The US Federal Trade Commission is seeking to ban non-compete clauses in employment contracts. Non-compete clauses typically restrict the ability of staff to move to a competitor company for a set period of time. This is designed to prevent the sharing of strategies and trade secrets. The FTC claims however, that these clauses exploit workers and hinder competition in the economy. Around 20% of US workers are estimated to be subject to a non-compete.

Predictably, there has been significant push back from the business community. The US Chamber of Commerce went as far to say that the proposals were “blatantly unlawful”. The FTC will now begin its rule-making procedure.


Amazon has announced that it will slash a record 18,000 jobs as the cost of living crisis hits hard. The cuts are primarily affecting the e-commerce business. Amazon’s online store, Amazon Fresh and Amazon Go will all be affected. Human resources will also face cutbacks. Workers in the UK and EU are expected to be affected although exact details have not been disclosed. This is in addition to the previous announcement of 10000 job cuts in November, largely in its home electronics business.


Plans to privatise Channel 4 have been dropped by the UK Culture Secretary, Michelle Donelan. Former Secretary Nadine Dorries had previously announced that the publicly owned broadcaster was to be sold off to allow it to compete with Netflix and Amazon. Although under public ownership, Channel 4 is commercially funded. Channel 4 gets almost all of its income from advertising and generated a £74 million profit for the public purse last year. This strong funding model made it very surprising that the government wanted to sell the broadcaster. Many suspected that political opposition to Channel 4’s content was behind the decision.

The announcement to scrap the privatisation plans has been widely praised. Channel 4 has a public benefit responsibility and this responsibility would be dropped if it was made private. Furthermore, a lot of ground-breaking political and creative content could be lost if it was made private. Michelle Donelan, said Channel 4 was a “British success story and a linchpin of our booming creative industries” and therefore should not be sold. 


Social media app Triller has been sued by Universal Music Group for unpaid licensing fees. Triller had agreed to pay $3 million to Universal for licensing and past use of its catalogue. This sum was to be paid over two years in quarterly instalments but Universal claims that Triller has not paid anything for the past three quarters. Furthermore, Triller also failed to provide usage data over the same period. Universal has said it has consequently terminated its agreement with Triller, barely two years of inking the licensing deal. It is now taking legal action for the unpaid fees.

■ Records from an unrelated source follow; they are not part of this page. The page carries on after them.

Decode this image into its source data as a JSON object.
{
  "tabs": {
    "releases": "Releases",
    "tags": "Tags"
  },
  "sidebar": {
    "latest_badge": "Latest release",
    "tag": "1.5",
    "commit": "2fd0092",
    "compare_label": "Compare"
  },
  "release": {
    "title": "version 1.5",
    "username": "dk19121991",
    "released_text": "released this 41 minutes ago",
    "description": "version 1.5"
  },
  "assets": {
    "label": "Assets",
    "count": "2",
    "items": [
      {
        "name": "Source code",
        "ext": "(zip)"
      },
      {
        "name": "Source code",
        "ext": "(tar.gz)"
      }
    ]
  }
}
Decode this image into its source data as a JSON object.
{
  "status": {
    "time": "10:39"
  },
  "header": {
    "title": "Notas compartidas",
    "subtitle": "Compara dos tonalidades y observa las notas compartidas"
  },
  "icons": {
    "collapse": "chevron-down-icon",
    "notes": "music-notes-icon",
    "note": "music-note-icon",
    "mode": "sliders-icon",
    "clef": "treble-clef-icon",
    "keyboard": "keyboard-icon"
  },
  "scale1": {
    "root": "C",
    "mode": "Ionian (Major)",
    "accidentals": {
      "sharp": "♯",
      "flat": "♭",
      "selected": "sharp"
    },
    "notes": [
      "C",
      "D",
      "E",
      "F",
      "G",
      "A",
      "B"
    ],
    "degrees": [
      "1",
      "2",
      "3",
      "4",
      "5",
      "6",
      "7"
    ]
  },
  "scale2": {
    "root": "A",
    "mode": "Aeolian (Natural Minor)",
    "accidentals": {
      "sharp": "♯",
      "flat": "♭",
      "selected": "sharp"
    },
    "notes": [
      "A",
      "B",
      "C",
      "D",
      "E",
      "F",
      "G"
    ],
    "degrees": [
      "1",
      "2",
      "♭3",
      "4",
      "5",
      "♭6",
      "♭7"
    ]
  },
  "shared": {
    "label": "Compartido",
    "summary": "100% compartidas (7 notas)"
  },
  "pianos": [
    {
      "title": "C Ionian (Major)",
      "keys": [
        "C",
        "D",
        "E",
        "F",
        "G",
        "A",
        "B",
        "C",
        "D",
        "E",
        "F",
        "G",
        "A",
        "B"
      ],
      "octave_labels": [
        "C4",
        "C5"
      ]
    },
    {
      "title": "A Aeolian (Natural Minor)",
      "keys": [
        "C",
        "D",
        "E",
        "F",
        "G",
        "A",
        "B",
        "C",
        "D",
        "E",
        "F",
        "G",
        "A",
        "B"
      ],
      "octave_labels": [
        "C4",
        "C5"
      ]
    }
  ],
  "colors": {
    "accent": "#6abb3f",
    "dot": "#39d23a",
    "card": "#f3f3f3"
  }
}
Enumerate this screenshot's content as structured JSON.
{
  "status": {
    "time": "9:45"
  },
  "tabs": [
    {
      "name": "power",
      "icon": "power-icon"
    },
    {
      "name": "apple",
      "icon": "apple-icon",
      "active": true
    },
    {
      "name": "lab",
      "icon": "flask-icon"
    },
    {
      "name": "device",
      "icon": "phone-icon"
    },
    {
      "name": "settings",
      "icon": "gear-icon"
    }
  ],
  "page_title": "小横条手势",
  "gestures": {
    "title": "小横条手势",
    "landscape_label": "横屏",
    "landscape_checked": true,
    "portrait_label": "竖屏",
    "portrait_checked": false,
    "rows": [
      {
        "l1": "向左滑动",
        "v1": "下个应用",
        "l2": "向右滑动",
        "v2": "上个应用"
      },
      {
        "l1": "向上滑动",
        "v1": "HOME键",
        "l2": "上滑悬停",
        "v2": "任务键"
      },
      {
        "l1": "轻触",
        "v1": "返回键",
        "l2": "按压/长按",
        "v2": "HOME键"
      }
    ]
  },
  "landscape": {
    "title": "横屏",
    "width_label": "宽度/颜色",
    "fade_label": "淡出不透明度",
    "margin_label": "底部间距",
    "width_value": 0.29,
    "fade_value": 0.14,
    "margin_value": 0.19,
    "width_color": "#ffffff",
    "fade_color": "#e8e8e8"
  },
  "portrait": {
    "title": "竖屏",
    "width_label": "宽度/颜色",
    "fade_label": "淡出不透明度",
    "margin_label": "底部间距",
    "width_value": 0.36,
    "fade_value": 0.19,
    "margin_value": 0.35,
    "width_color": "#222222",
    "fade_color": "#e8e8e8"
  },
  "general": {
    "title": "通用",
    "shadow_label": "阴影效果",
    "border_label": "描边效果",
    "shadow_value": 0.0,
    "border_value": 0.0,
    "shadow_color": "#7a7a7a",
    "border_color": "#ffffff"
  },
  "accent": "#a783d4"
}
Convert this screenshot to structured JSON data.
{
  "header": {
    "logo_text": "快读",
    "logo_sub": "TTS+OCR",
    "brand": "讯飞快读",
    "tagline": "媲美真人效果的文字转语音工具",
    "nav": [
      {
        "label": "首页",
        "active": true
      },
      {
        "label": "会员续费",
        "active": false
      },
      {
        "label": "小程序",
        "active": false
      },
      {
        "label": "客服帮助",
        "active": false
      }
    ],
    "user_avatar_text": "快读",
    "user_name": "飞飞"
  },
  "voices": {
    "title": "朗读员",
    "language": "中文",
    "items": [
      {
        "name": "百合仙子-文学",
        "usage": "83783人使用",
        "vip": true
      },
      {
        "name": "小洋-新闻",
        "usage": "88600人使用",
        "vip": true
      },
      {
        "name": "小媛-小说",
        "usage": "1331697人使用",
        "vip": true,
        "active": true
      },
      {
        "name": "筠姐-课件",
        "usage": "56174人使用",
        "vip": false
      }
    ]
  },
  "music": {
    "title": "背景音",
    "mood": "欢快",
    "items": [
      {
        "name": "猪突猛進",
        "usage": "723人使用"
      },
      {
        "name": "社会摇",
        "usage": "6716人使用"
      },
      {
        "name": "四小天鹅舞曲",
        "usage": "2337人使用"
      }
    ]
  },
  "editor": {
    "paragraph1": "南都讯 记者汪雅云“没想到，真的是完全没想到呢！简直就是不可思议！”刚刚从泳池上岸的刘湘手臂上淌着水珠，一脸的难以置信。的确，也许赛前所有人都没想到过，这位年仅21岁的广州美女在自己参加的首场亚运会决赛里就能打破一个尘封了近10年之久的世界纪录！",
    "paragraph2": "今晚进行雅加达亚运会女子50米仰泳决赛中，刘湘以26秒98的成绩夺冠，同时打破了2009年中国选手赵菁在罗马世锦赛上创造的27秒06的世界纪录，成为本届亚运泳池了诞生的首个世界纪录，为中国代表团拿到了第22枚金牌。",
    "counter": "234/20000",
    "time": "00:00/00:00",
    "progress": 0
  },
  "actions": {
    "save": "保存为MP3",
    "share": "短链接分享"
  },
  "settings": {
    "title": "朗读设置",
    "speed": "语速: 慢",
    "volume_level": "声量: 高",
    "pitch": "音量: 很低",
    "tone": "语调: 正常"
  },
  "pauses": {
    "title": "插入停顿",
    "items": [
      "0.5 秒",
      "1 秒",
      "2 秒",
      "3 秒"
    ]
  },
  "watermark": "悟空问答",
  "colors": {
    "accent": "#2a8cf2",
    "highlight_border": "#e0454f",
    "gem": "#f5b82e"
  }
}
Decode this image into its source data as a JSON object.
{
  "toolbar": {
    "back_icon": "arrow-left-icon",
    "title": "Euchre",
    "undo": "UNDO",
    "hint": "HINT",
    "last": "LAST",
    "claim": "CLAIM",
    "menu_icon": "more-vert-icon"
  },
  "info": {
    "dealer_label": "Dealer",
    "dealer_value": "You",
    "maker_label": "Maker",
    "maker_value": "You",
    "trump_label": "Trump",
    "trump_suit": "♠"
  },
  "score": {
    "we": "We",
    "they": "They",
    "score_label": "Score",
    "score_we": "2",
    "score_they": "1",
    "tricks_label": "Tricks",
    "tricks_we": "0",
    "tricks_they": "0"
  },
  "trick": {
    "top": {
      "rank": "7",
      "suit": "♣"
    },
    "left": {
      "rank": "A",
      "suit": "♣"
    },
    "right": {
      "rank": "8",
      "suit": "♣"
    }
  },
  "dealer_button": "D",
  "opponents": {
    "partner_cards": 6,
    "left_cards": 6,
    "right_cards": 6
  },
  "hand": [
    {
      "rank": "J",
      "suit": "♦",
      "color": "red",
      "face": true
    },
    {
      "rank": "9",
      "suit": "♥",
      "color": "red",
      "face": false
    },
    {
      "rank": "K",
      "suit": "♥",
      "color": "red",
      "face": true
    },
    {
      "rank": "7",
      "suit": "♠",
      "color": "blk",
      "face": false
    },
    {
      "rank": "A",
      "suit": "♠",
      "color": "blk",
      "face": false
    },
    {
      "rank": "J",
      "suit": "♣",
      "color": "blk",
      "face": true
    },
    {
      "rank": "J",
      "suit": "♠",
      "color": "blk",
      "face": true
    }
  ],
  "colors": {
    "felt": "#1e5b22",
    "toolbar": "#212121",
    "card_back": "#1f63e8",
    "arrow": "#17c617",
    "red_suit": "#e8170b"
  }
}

Triller appears to be going through a challenging period. The company had also planned to go public by the end of Q3 2022. Q4 passed and Triller did not proceed with its IPO and it is unclear whether this will now happen. 


Former CEO of collapsed cryptocurrency exchange FTX, Sam Bankman-Fried, has pleaded not guilty to charges that he defrauded customers and investors.  Bankman-Fried was arrested in the Bahamas and extradited to the US. He was released on a $250 million bail package.

Bankman-Fried is accused of taking FTX customer funds to fund his personal company, Alameda Research, and spend on luxury property and making huge political donations. He faces over 100 years in prison. Two of his colleagues have already pleaded guilty and are cooperating with authorities. The case goes to trial in October. See our article explaining the dramatic collapse of FTX.